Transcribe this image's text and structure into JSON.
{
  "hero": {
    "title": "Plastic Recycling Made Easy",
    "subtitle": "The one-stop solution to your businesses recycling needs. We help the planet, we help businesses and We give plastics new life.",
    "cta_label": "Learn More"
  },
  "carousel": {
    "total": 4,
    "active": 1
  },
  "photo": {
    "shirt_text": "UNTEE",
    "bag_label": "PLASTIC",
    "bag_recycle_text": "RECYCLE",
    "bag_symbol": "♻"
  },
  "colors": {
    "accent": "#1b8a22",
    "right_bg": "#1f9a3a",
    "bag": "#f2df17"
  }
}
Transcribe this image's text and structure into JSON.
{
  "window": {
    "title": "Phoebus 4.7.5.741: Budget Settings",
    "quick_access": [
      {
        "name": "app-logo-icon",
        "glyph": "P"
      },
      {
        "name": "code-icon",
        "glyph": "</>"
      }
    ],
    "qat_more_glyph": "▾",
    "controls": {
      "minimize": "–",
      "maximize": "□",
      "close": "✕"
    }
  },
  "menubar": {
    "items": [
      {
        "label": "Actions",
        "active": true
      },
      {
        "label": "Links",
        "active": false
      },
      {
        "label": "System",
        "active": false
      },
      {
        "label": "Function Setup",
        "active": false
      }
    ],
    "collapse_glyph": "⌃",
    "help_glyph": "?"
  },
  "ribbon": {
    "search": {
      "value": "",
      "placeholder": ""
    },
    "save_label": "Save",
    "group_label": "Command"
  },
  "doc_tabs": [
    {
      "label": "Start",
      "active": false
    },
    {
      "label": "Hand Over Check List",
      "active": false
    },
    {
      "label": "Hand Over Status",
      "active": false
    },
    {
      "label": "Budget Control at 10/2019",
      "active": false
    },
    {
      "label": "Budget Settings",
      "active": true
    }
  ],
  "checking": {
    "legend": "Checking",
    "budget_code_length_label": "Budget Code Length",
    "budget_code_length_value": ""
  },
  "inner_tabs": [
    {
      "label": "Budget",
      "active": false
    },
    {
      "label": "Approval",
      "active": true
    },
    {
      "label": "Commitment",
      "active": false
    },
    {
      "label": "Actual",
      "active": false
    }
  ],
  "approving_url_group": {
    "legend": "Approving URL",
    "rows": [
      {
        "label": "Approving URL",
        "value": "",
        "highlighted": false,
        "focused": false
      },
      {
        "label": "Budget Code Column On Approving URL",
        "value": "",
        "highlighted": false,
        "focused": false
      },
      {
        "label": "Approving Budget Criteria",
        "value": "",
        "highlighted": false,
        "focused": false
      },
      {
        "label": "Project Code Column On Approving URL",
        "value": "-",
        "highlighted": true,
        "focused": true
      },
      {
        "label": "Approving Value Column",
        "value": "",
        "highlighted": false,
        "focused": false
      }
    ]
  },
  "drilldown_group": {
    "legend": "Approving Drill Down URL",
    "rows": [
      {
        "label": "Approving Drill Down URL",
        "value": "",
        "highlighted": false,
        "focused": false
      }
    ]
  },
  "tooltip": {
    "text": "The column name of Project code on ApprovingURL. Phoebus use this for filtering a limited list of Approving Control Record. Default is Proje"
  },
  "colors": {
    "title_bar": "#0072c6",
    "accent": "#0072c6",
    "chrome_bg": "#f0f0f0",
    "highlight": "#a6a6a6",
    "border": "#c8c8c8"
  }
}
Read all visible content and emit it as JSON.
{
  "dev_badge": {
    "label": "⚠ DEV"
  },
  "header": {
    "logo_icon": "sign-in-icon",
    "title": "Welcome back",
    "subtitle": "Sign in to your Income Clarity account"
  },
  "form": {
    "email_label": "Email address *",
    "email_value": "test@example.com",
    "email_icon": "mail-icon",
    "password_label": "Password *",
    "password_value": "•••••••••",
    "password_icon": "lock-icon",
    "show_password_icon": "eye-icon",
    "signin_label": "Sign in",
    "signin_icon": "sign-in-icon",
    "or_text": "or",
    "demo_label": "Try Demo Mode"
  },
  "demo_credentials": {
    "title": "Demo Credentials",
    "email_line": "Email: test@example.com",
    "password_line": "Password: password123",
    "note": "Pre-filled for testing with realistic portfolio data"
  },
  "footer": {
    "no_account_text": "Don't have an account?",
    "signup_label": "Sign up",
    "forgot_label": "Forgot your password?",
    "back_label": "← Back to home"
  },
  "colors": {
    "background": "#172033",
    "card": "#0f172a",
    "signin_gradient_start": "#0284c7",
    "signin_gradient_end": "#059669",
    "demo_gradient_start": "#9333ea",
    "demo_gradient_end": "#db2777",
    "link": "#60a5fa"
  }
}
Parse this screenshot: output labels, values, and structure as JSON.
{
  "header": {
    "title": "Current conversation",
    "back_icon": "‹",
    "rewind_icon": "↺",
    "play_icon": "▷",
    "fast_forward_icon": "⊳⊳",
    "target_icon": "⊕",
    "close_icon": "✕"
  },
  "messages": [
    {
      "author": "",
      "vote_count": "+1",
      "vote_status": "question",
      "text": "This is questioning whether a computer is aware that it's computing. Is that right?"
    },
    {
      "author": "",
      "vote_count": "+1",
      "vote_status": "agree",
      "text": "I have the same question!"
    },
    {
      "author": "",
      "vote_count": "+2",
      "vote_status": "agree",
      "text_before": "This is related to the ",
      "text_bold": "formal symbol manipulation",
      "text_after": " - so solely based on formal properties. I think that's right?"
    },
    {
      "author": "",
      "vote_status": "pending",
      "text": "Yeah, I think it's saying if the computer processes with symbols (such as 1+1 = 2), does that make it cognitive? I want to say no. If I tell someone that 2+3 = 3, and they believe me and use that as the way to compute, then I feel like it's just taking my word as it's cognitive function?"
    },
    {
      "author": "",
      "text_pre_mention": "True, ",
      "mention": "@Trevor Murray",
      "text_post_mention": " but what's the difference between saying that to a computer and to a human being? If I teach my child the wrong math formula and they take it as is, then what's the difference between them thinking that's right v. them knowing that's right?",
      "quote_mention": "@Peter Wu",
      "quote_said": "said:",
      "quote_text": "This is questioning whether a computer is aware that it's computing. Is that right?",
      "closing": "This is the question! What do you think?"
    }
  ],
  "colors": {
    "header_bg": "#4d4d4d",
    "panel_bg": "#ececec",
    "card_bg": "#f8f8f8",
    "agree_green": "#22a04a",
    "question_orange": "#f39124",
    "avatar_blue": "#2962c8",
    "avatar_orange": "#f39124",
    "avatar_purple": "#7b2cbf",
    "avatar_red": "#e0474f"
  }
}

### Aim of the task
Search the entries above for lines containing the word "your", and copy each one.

### Written answer
    "subtitle": "The one-stop solution to your businesses recycling needs. We help the planet, we help businesses and We give plastics new life.",
    "subtitle": "Sign in to your Income Clarity account"
    "forgot_label": "Forgot your password?",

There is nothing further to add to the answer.